It’s Friday so the first email of the day is generally from my mate Alexa who contacts me once a week to suggest some of the things it can do to help me get through my week. Among today’s suggestions is one that I create a to-do list – no thanks, I prefer a piece of paper so I can have the pleasure of crossing things off. Apparently it can also help me with what to do with spinach (handy, mine’s romping away in the garden), tell me a joke (they are never very funny) and control my heating (er, have you seen the predicted temperature today?) We got our first smart speaker some time ago and this was joined latterly by three others scattered around the house. It’s most regularly used functions chez nous is for checking the weather forecast. It is also used for, setting kitchen timers, displaying holiday photographs (we have an Echo Show as one of the quartet) and tuning into radio stations quickly without all that tedious knob twiddling. I can’t say they are ever used much for phone calls and for one to one conversations and it’s here that I perhaps differ from the central figure in Tim Price’s play Isla from Theatre Clwyd as he comes, albeit reluctantly, to learn how to use his own device for such purposes.
Widower Roger lives on his own and as the setting is mid pandemic this really means on his own, having little to no contact with the outside world. Concerned daughter Erin gets him a smart device to keep his daily pill regimen on track and out of a sense of guilt because her own busy life style means she is unable to give him the attention that deep down she knows he needs. Roger is – in the way of these things – resistant as he has his own daily routines which act as triggering reminders and finds encroaching technology something of a threat.

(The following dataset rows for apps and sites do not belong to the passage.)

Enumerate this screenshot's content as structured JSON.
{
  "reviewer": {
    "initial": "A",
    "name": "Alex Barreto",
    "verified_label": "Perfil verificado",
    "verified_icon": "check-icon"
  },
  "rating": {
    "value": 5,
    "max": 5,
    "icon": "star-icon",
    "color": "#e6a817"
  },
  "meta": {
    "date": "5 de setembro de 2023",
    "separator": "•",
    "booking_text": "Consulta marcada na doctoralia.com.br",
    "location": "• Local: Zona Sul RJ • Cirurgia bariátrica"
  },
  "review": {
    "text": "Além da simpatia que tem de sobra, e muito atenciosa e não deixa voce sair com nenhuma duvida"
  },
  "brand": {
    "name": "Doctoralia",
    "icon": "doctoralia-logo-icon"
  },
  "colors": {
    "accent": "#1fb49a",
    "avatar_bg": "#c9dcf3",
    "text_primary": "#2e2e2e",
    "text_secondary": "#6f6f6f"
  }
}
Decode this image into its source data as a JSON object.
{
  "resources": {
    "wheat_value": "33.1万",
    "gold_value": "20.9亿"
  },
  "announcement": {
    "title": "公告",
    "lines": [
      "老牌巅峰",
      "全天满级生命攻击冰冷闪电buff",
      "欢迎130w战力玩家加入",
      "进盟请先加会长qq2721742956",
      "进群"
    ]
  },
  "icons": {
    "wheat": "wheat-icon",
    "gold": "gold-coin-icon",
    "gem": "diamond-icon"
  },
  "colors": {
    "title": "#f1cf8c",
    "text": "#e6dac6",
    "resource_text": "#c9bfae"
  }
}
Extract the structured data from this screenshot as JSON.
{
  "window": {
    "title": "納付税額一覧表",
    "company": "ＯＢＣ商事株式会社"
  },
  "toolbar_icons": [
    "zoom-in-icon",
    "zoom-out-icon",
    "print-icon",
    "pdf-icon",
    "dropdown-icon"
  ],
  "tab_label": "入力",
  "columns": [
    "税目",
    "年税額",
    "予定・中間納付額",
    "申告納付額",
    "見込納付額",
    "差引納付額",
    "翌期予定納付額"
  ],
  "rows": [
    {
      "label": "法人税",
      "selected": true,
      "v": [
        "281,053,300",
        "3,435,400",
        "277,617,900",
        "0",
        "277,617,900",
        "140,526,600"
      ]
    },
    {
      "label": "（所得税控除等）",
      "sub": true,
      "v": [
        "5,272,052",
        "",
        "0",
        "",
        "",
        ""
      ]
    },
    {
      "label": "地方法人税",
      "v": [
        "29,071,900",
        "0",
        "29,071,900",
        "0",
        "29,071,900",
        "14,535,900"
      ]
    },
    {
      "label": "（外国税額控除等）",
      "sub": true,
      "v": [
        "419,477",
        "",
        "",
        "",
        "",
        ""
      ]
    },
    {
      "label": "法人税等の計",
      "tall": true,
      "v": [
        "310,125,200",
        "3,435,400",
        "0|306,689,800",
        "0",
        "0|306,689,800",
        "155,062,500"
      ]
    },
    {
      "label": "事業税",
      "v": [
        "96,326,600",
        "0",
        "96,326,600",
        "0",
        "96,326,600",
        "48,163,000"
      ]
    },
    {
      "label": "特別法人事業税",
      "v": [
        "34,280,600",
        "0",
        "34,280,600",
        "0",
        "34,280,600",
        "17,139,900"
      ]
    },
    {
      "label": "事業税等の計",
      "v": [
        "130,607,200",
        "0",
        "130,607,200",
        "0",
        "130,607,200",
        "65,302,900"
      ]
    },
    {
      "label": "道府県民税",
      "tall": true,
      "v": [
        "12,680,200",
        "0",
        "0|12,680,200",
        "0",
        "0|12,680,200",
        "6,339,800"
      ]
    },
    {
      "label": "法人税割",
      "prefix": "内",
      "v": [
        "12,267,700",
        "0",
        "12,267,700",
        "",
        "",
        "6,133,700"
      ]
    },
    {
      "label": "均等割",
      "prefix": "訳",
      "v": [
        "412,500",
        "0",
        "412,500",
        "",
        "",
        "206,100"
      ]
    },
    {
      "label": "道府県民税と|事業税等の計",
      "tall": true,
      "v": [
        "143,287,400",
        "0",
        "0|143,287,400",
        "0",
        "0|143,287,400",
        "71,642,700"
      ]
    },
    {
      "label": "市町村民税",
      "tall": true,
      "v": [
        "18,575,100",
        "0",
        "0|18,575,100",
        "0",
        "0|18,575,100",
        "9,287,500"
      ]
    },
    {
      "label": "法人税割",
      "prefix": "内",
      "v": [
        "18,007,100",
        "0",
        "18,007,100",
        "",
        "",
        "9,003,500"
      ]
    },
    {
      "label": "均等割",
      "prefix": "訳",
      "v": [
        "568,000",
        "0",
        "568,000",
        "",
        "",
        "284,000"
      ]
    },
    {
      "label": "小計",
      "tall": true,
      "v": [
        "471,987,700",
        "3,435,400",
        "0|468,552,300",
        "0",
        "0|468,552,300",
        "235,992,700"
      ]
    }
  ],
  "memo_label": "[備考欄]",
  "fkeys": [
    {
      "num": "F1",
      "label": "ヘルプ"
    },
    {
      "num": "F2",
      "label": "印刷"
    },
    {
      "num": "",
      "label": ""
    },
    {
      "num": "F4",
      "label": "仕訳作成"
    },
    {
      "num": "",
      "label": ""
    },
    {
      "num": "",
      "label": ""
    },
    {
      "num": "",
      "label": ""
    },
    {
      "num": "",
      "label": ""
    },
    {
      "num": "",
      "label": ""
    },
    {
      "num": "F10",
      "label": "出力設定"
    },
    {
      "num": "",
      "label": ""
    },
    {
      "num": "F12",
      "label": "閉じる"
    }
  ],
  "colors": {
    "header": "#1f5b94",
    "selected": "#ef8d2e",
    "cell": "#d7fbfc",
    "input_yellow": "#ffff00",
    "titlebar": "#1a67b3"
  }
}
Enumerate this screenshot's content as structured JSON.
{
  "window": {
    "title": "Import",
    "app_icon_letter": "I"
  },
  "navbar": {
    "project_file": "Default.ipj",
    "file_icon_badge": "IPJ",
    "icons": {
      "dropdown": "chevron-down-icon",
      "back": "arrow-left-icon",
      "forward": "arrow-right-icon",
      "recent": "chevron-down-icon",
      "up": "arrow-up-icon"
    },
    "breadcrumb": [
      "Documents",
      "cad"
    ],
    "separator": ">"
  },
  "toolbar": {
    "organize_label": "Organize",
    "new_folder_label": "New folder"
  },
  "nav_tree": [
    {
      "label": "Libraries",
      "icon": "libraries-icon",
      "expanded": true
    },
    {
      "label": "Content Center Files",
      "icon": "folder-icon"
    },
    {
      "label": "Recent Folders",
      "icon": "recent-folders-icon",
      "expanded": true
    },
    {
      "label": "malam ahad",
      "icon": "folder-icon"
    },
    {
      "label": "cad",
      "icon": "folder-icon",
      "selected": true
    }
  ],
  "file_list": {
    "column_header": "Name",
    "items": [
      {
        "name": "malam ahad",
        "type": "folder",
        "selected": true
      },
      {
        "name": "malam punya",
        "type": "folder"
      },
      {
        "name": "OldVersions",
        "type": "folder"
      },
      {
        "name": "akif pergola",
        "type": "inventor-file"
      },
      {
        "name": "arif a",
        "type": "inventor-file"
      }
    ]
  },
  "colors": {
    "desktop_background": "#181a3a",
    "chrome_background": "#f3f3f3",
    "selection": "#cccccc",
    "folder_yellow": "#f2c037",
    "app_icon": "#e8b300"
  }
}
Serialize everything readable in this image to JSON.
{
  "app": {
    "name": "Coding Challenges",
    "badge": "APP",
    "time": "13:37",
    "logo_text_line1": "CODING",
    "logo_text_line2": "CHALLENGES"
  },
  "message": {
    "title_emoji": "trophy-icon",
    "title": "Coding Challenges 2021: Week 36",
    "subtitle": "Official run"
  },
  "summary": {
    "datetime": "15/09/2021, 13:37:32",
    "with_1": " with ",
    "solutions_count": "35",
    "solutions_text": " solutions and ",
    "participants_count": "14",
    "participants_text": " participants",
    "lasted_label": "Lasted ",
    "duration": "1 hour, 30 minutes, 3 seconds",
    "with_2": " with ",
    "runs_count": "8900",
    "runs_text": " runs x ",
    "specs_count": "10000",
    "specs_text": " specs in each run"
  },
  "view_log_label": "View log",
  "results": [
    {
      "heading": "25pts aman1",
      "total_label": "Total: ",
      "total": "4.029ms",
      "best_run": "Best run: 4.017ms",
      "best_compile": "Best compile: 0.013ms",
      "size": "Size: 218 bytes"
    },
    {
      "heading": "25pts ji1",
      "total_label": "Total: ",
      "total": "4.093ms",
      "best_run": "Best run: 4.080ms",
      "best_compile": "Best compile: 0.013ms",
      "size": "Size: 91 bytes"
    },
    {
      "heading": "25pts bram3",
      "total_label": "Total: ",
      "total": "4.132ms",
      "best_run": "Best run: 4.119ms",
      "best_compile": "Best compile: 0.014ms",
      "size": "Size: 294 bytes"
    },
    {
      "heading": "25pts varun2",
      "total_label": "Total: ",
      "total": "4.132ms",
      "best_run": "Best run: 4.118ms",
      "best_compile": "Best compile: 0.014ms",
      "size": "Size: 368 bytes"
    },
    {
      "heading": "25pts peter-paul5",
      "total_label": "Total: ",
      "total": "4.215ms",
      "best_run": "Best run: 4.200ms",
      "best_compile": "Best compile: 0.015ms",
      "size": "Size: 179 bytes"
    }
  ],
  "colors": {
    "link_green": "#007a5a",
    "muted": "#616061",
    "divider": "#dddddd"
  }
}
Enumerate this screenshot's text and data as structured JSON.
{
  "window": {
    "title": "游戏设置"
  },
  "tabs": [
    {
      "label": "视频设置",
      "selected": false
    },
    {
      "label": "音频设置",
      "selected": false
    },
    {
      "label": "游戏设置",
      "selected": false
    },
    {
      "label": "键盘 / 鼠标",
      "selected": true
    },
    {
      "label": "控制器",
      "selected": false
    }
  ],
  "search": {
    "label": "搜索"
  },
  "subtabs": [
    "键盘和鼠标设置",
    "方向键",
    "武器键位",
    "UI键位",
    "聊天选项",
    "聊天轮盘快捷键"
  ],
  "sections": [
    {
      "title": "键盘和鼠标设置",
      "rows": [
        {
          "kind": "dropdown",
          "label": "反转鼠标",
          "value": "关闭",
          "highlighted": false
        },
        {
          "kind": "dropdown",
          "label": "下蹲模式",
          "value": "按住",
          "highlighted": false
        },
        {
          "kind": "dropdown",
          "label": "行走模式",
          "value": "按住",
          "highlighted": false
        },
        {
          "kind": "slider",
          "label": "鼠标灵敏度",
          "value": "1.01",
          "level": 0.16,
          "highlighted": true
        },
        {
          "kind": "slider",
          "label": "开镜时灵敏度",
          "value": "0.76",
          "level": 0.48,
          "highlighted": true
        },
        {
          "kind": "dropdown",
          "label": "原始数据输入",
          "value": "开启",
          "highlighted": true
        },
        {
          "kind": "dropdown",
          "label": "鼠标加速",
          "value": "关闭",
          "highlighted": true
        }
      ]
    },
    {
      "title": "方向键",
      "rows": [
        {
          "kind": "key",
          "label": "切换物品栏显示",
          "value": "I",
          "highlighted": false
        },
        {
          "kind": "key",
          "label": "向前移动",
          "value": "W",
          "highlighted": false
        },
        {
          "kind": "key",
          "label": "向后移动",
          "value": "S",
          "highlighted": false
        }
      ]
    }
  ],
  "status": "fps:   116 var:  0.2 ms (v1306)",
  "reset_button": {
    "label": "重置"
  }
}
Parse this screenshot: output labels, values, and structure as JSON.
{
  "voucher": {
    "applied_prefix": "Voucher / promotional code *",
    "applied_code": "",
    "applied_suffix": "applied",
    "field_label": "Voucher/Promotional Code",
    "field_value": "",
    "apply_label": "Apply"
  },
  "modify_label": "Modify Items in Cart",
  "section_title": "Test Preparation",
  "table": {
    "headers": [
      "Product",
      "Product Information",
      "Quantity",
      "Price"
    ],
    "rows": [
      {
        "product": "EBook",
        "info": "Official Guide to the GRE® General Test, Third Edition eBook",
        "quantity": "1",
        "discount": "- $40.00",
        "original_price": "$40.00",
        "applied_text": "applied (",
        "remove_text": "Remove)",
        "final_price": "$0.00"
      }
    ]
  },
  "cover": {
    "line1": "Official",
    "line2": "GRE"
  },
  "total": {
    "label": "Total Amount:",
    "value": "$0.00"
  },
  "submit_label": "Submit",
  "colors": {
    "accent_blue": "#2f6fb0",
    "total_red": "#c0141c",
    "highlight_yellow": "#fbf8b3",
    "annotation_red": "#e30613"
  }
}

But of course, it’s not long before he is treating it as a member of the household using it as a confidante/confessional and as way of reminiscing about past. It all seems a bit tame and aimless with an emphasis on the disconnect between man and machine, but the play is hiding a cunning sting and the second half takes a significantly darker turn. Once a success (at least that’s what he thinks) Roger is now medically unstable and starting to be at the mercy of his own frailties. He’s also a bit of a relic of a different era and it’s this that really turns out to be the subject of the piece.
His banter/abuse (take your pick) of Isla becomes the subject of a public exposé of his prejudices when, in a Black Mirror twist, hackers reproduce his language choices on his daughter’s social media page – she being the registered keeper of the device. This drives a rift between the pair and leads to some interesting and lively debate about the derivations and perpetration of sexist and abusive language as father and daughter openly clash. And then Roger receives a visit from the police, not to arrest him but to try and educate him in the manner, as he observes, of one of those driving courses about speed awareness. This section features a nicely understated turn from Catrin Aaron who quietly but firmly leaves Roger, and by extension us, in a rather more informed position; though we don’t get the celebratory balloon. As Aaron is also the voice of Isla there is a nice sense of irony about all this.
Father and daughter are played by Mark Lambert and Lisa Zahra; both are very good at delineating the family dynamic which has been radically shifted after the demise of the wife/mother and is still being renegotiated and reconstructed. Lambert, in particular, has some very strong moments when he is essentially monologuing and looks generally bewildered by what is happening to him. He also avoids the Victor Meldrew pastiche which could so easily have been forthcoming. I’m not quite sure I totally bought the denouement but it’s a cleverly organised commentary on the changing social landscape winningly directed by Tamara Harvey to sit alongside some of her other theatre online achievements, notably the cracking pairing of What A Carve Up and The Picture Of Dorian Gray. Although Isla is rather more low key it has plenty to say about the modern condition and our use of language. It certainly had me thinking more carefully about how I checked the weather forecast this morning – scorchio, but you’re probably already aware of that!